I think we’re going to see a shift, and this is something we’re going to be trying out towards.
So I think we are going to see a shift. This is something we are going to be trying out towards much more episodic gaming. There is a shift towards that in the gaming industry in general, what with Half Life.
Evan: Sam & Max. Yeah.
Dan: So, there will be shift towards episodic gaming. Gaming will probably happen in more bite size chunks to make it more accessible to people, instead of having an episode in an instance of game play where you don’t know how long it is going to last. I think what we’ll see is, probably companies coming out saying this is probably going to only last two to six weeks. So you know it’s not going to completely take over your life.
Alice: So, it has a start and an end date, like a television series.
Dan: It has an end date. You know that you can come in. You can just catch-up. You can just play this episode. And that’s all that you’ll have to do. You can just dip into it.
Evan: It’s been an issue I’ve been bring up is that, with well established media like, for instance, books, they have this really tactile way of giving you the information of this is going to be this long, or that long, or something. And at the moment, we’re still working on that. It’s when you get involved in a rabbit hole. You don’t really know where you’re going…

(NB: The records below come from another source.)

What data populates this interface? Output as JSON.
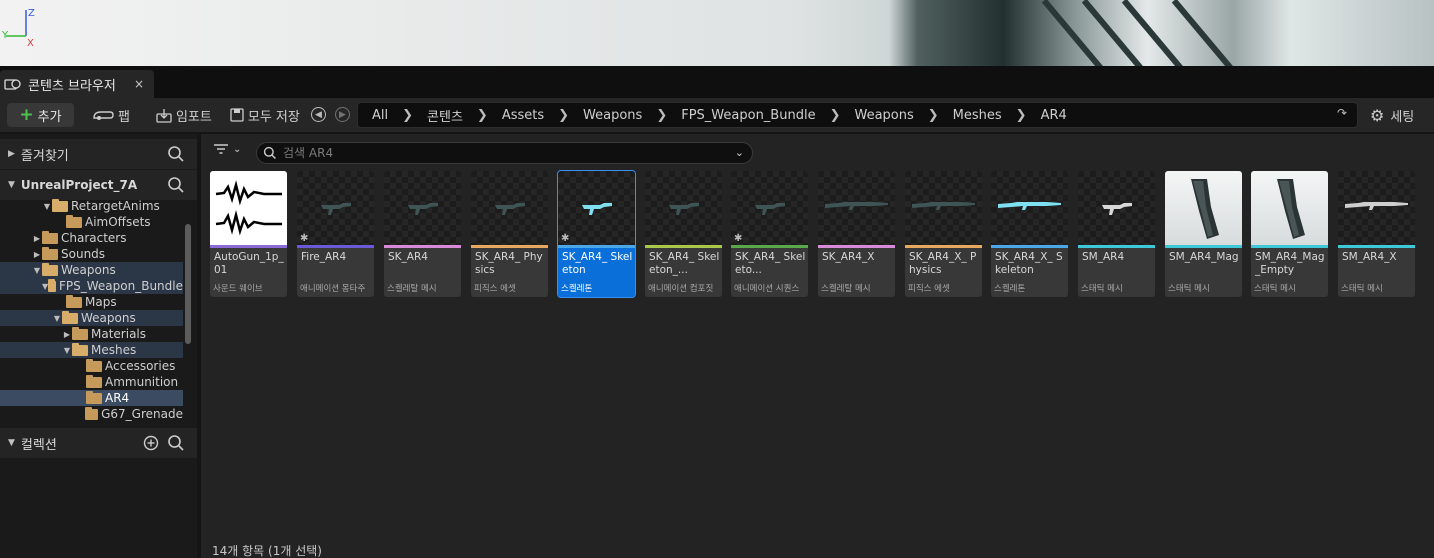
{
  "tab": {
    "title": "콘텐츠 브라우저",
    "close": "×"
  },
  "toolbar": {
    "add_label": "추가",
    "fab_label": "팹",
    "import_label": "임포트",
    "save_all_label": "모두 저장",
    "settings_label": "세팅"
  },
  "breadcrumb": [
    "All",
    "콘텐츠",
    "Assets",
    "Weapons",
    "FPS_Weapon_Bundle",
    "Weapons",
    "Meshes",
    "AR4"
  ],
  "favorites": {
    "label": "즐겨찾기"
  },
  "project": {
    "label": "UnrealProject_7A"
  },
  "collections": {
    "label": "컬렉션"
  },
  "tree": [
    {
      "label": "RetargetAnims",
      "arrow": "▼",
      "open": true
    },
    {
      "label": "AimOffsets",
      "arrow": "",
      "open": false
    },
    {
      "label": "Characters",
      "arrow": "▶",
      "open": false
    },
    {
      "label": "Sounds",
      "arrow": "▶",
      "open": false
    },
    {
      "label": "Weapons",
      "arrow": "▼",
      "open": true
    },
    {
      "label": "FPS_Weapon_Bundle",
      "arrow": "▼",
      "open": true
    },
    {
      "label": "Maps",
      "arrow": "",
      "open": false
    },
    {
      "label": "Weapons",
      "arrow": "▼",
      "open": true
    },
    {
      "label": "Materials",
      "arrow": "▶",
      "open": false
    },
    {
      "label": "Meshes",
      "arrow": "▼",
      "open": true
    },
    {
      "label": "Accessories",
      "arrow": "",
      "open": false
    },
    {
      "label": "Ammunition",
      "arrow": "",
      "open": false
    },
    {
      "label": "AR4",
      "arrow": "",
      "open": false
    },
    {
      "label": "G67_Grenade",
      "arrow": "",
      "open": false
    }
  ],
  "search": {
    "placeholder": "검색 AR4"
  },
  "assets": [
    {
      "name": "AutoGun_1p_01",
      "type": "사운드 웨이브",
      "color": "#8c6ad8",
      "thumb": "wave"
    },
    {
      "name": "Fire_AR4",
      "type": "애니메이션 몽타주",
      "color": "#6a5ad8",
      "thumb": "gun",
      "badge": true
    },
    {
      "name": "SK_AR4",
      "type": "스켈레탈 메시",
      "color": "#d88ad8",
      "thumb": "gun"
    },
    {
      "name": "SK_AR4_ Physics",
      "type": "피직스 에셋",
      "color": "#e8a860",
      "thumb": "gun"
    },
    {
      "name": "SK_AR4_ Skeleton",
      "type": "스켈레톤",
      "color": "#4aa8e8",
      "thumb": "skel",
      "badge": true,
      "selected": true
    },
    {
      "name": "SK_AR4_ Skeleton_...",
      "type": "애니메이션 컴포짓",
      "color": "#a8c84a",
      "thumb": "gun"
    },
    {
      "name": "SK_AR4_ Skeleto...",
      "type": "애니메이션 시퀀스",
      "color": "#5aa84a",
      "thumb": "gun",
      "badge": true
    },
    {
      "name": "SK_AR4_X",
      "type": "스켈레탈 메시",
      "color": "#d88ad8",
      "thumb": "rifle"
    },
    {
      "name": "SK_AR4_X_ Physics",
      "type": "피직스 에셋",
      "color": "#e8a860",
      "thumb": "rifle"
    },
    {
      "name": "SK_AR4_X_ Skeleton",
      "type": "스켈레톤",
      "color": "#4aa8e8",
      "thumb": "skelrifle"
    },
    {
      "name": "SM_AR4",
      "type": "스태틱 메시",
      "color": "#3ec8d8",
      "thumb": "gunwhite"
    },
    {
      "name": "SM_AR4_Mag",
      "type": "스태틱 메시",
      "color": "#3ec8d8",
      "thumb": "mag"
    },
    {
      "name": "SM_AR4_Mag _Empty",
      "type": "스태틱 메시",
      "color": "#3ec8d8",
      "thumb": "mag"
    },
    {
      "name": "SM_AR4_X",
      "type": "스태틱 메시",
      "color": "#3ec8d8",
      "thumb": "riflewhite"
    }
  ],
  "status": "14개 항목 (1개 선택)"
}
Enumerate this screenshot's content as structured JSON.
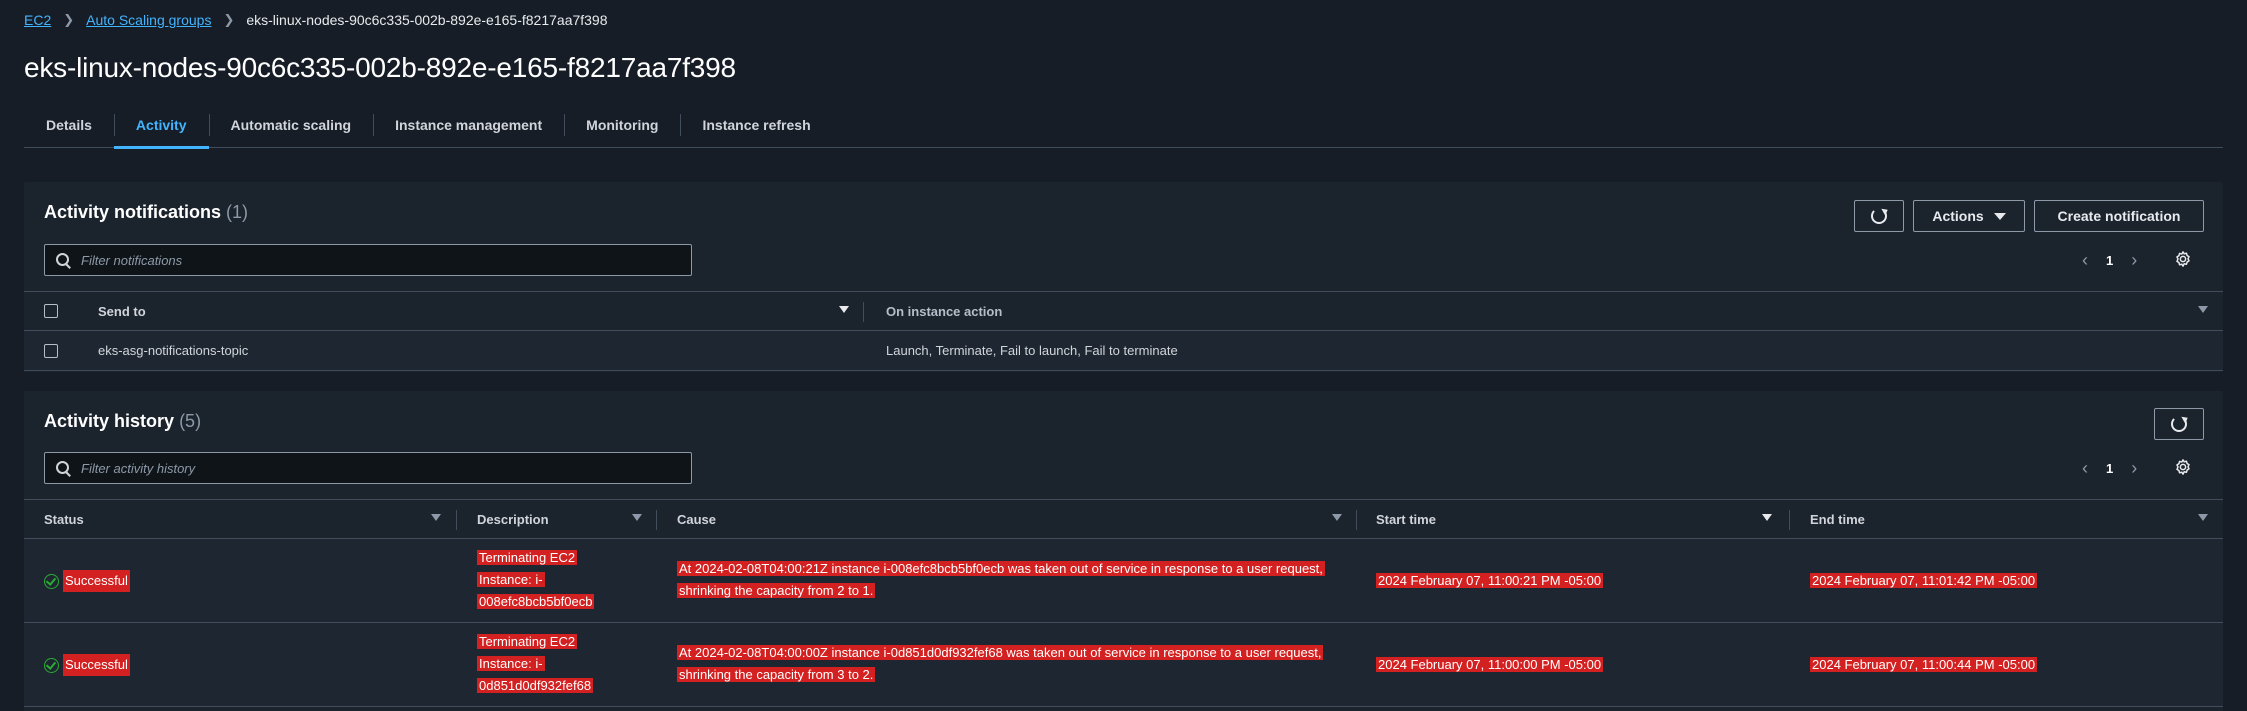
{
  "breadcrumb": {
    "items": [
      "EC2",
      "Auto Scaling groups"
    ],
    "current": "eks-linux-nodes-90c6c335-002b-892e-e165-f8217aa7f398"
  },
  "page_title": "eks-linux-nodes-90c6c335-002b-892e-e165-f8217aa7f398",
  "tabs": [
    {
      "label": "Details",
      "active": false
    },
    {
      "label": "Activity",
      "active": true
    },
    {
      "label": "Automatic scaling",
      "active": false
    },
    {
      "label": "Instance management",
      "active": false
    },
    {
      "label": "Monitoring",
      "active": false
    },
    {
      "label": "Instance refresh",
      "active": false
    }
  ],
  "notifications": {
    "title": "Activity notifications",
    "count": "(1)",
    "actions_label": "Actions",
    "create_label": "Create notification",
    "filter_placeholder": "Filter notifications",
    "page": "1",
    "columns": [
      "Send to",
      "On instance action"
    ],
    "rows": [
      {
        "send_to": "eks-asg-notifications-topic",
        "action": "Launch, Terminate, Fail to launch, Fail to terminate"
      }
    ]
  },
  "history": {
    "title": "Activity history",
    "count": "(5)",
    "filter_placeholder": "Filter activity history",
    "page": "1",
    "columns": [
      "Status",
      "Description",
      "Cause",
      "Start time",
      "End time"
    ],
    "rows": [
      {
        "status": "Successful",
        "description": "Terminating EC2 Instance: i-008efc8bcb5bf0ecb",
        "cause": "At 2024-02-08T04:00:21Z instance i-008efc8bcb5bf0ecb was taken out of service in response to a user request, shrinking the capacity from 2 to 1.",
        "start": "2024 February 07, 11:00:21 PM -05:00",
        "end": "2024 February 07, 11:01:42 PM -05:00"
      },
      {
        "status": "Successful",
        "description": "Terminating EC2 Instance: i-0d851d0df932fef68",
        "cause": "At 2024-02-08T04:00:00Z instance i-0d851d0df932fef68 was taken out of service in response to a user request, shrinking the capacity from 3 to 2.",
        "start": "2024 February 07, 11:00:00 PM -05:00",
        "end": "2024 February 07, 11:00:44 PM -05:00"
      }
    ]
  },
  "colors": {
    "background": "#161d26",
    "panel": "#1b232d",
    "accent": "#42b4ff",
    "success": "#29ad32",
    "redaction": "#d32020"
  }
}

Another item they talked about was Linda Stones’s notion of “continual partial attention”. I’ll be addressing this in a separate post. In the meantime, check out the full transcript.